| Natwar: Defining limits
New Delhi, July 24: India today told Pakistan that its desire for peace should not be taken to mean it can be pushed around.
It also reminded its western neighbour that meaningful progress in ongoing talks can only be made in an atmosphere free of violence and terrorism.
Drawing the parameters of the talks, India also said it was willing to discuss Jammu and Kashmir along with other issues, but would not accept any “artificial time frame” for resolving the decades-old dispute.
Pakistan yesterday said President Pervez Musharraf had, during a meeting with foreign minister Natwar Singh, made it clear that Kashmir needed to be resolved within a “reasonable time frame”.
But sources here said the foreign minister told Musharraf: “Flexibility also means flexibility on time.”
This meant that India wanted the President, who has been calling for flexibility from both sides on Kashmir, not to press for a time frame.
Delhi argues Kashmir is a complex problem and does not lend itself to quick-fix solutions.
The Indian establishment is not willing to conclude that Pakistan’s statement after the Musharraf-Singh talks indicates its desire to break away from the peace process.
It is being seen largely as an attempt by Musharraf to assure his “core constituency” – the army generals – that he is not diluting their stated position on Kashmir.
By coming up with a quick and tough response, India wants to let Pakistan know unambiguously how it views the dialogue process.
There are sections in Pakistan which believe that the Congress-led United Progressive Alliance’s desire to ensure the peace process begun by the previous A.B. Vajpayee government is not derailed will ensure that Islamabad is accommodated.

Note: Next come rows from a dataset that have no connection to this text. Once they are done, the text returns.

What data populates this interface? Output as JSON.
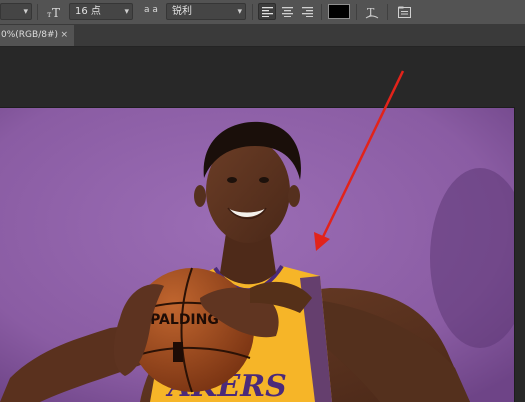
{
  "options_bar": {
    "font_style_value": "",
    "text_orientation_icon": "text-orientation-icon",
    "font_size_value": "16 点",
    "antialias_icon_label": "a a",
    "antialias_value": "锐利",
    "align_left_icon": "align-left-icon",
    "align_center_icon": "align-center-icon",
    "align_right_icon": "align-right-icon",
    "text_color": "#000000",
    "warp_text_icon": "warp-text-icon",
    "panels_icon": "character-panel-icon"
  },
  "document_tab": {
    "title": "0%(RGB/8#)",
    "close_glyph": "×"
  },
  "colors": {
    "background_purple": "#8a5ca3",
    "jersey_gold": "#f6b528",
    "annotation_arrow": "#e2231a"
  }
}
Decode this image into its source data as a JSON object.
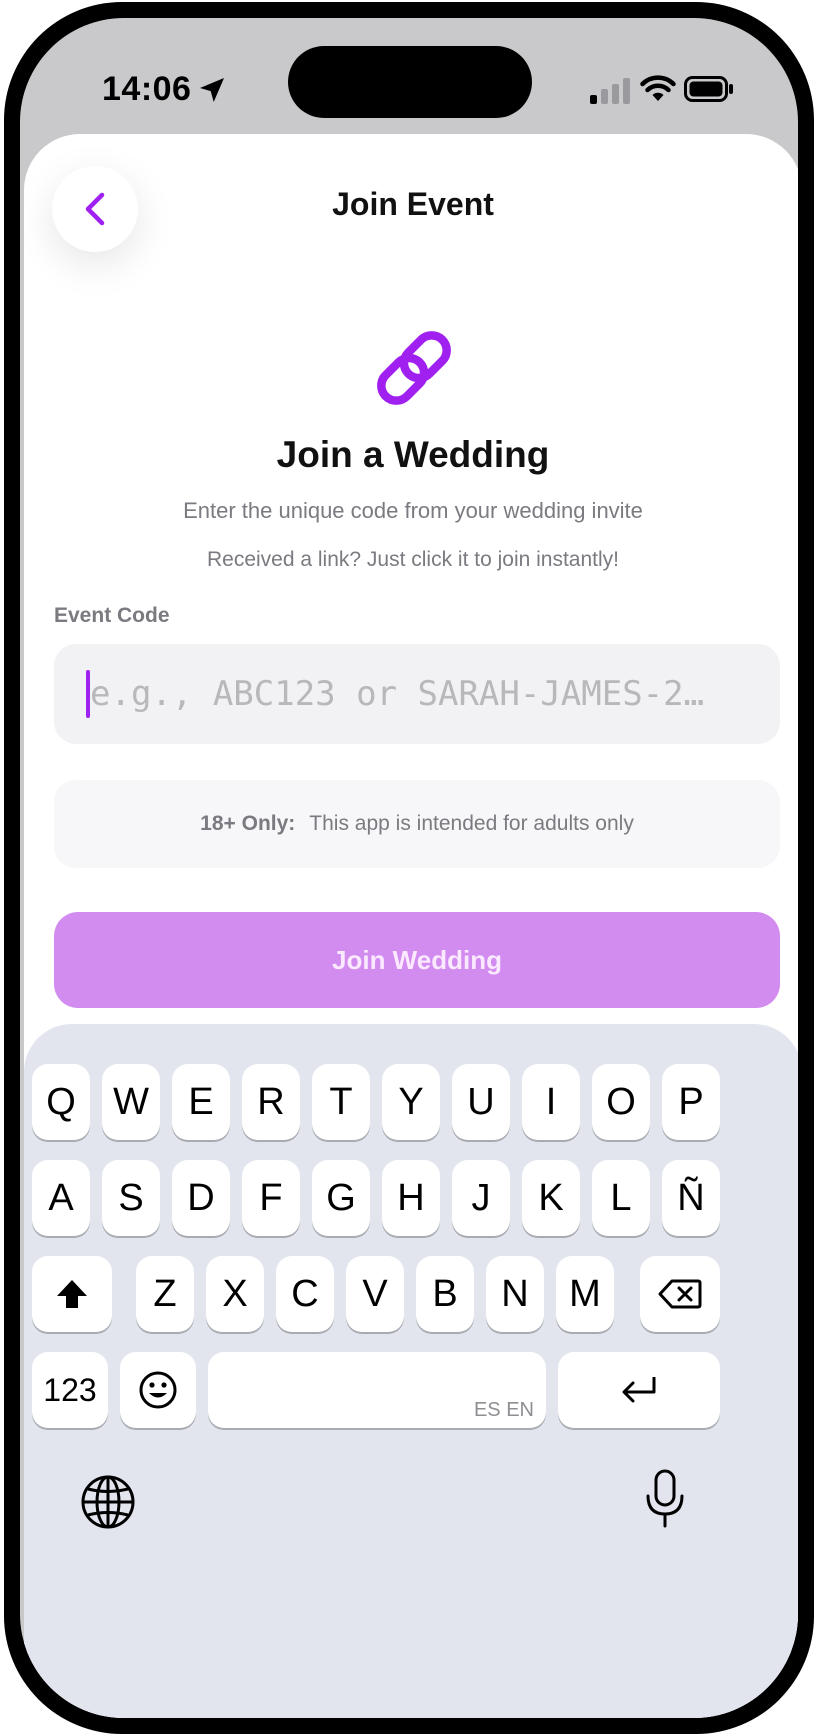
{
  "status": {
    "time": "14:06"
  },
  "nav": {
    "title": "Join Event"
  },
  "content": {
    "heading": "Join a Wedding",
    "subtitle": "Enter the unique code from your wedding invite",
    "hint": "Received a link? Just click it to join instantly!"
  },
  "form": {
    "label": "Event Code",
    "placeholder": "e.g., ABC123 or SARAH-JAMES-2…",
    "value": ""
  },
  "notice": {
    "strong": "18+ Only:",
    "text": "This app is intended for adults only"
  },
  "button": {
    "label": "Join Wedding"
  },
  "keyboard": {
    "row1": [
      "Q",
      "W",
      "E",
      "R",
      "T",
      "Y",
      "U",
      "I",
      "O",
      "P"
    ],
    "row2": [
      "A",
      "S",
      "D",
      "F",
      "G",
      "H",
      "J",
      "K",
      "L",
      "Ñ"
    ],
    "row3": [
      "Z",
      "X",
      "C",
      "V",
      "B",
      "N",
      "M"
    ],
    "numbers": "123",
    "language_hint": "ES EN"
  },
  "colors": {
    "accent": "#a020f0",
    "button_disabled": "#d28cf0"
  }
}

But India’s statement today has proved them wrong.
Delhi has expressed surprise and anger at the failure of the Pakistani statement yesterday to reflect the “comprehensive talks” Musharraf and Singh had in Rawalpindi yesterday.

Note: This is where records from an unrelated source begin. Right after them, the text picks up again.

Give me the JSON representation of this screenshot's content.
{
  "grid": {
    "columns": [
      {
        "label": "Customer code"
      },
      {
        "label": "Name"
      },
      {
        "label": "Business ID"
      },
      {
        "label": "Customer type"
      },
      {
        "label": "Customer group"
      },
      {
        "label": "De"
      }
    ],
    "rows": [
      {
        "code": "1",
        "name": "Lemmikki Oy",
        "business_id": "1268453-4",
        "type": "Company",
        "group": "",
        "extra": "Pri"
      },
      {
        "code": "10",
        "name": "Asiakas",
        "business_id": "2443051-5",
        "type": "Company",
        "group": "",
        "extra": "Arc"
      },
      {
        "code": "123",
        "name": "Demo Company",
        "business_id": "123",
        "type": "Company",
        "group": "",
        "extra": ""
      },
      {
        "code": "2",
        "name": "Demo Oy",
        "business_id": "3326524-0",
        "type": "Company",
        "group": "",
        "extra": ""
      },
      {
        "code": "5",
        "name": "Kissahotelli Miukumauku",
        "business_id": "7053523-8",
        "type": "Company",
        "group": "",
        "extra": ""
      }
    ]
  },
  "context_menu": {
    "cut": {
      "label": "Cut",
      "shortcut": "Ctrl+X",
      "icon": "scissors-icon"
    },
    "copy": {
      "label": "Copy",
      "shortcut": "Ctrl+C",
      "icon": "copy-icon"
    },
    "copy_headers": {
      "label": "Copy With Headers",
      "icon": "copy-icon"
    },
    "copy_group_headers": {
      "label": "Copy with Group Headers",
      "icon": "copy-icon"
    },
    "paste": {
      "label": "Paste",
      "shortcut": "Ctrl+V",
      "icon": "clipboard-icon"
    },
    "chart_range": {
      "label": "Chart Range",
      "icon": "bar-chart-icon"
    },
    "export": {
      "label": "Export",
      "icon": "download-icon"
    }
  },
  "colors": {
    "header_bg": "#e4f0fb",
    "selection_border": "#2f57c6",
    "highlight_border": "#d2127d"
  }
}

India has said stopping cross-border infiltration and violence and dismantling the terrorist infrastructure are essential if talks are to make headway.
Sources said the Pakistani statement failed to convey Islamabad’s acknowledgement of the need to do this.
The Pakistani declaration also said India needed to take steps to satisfy the “comfort level” of the Kashmiris.
But sources here said Islamabad’s sudden urgency to resolve the Kashmir dispute within a “ reasonable timeframe” was totally absent between 1972 and 1989. Kashmir returned to the centrestage only after Islamabad managed to put in place the apparatus for cross-border-terrorism in the state.
Sources also say it is Islamabad that has neglected the wishes of Kashmiris and those Indians and Pakistanis who desire peace.
They added that Islamabad’s support for cross-border terrorism and its attempts to subvert the electoral process in the Northern Areas and Pakistan-occupied Kashmir were further examples of its total disregard for Kashmiris.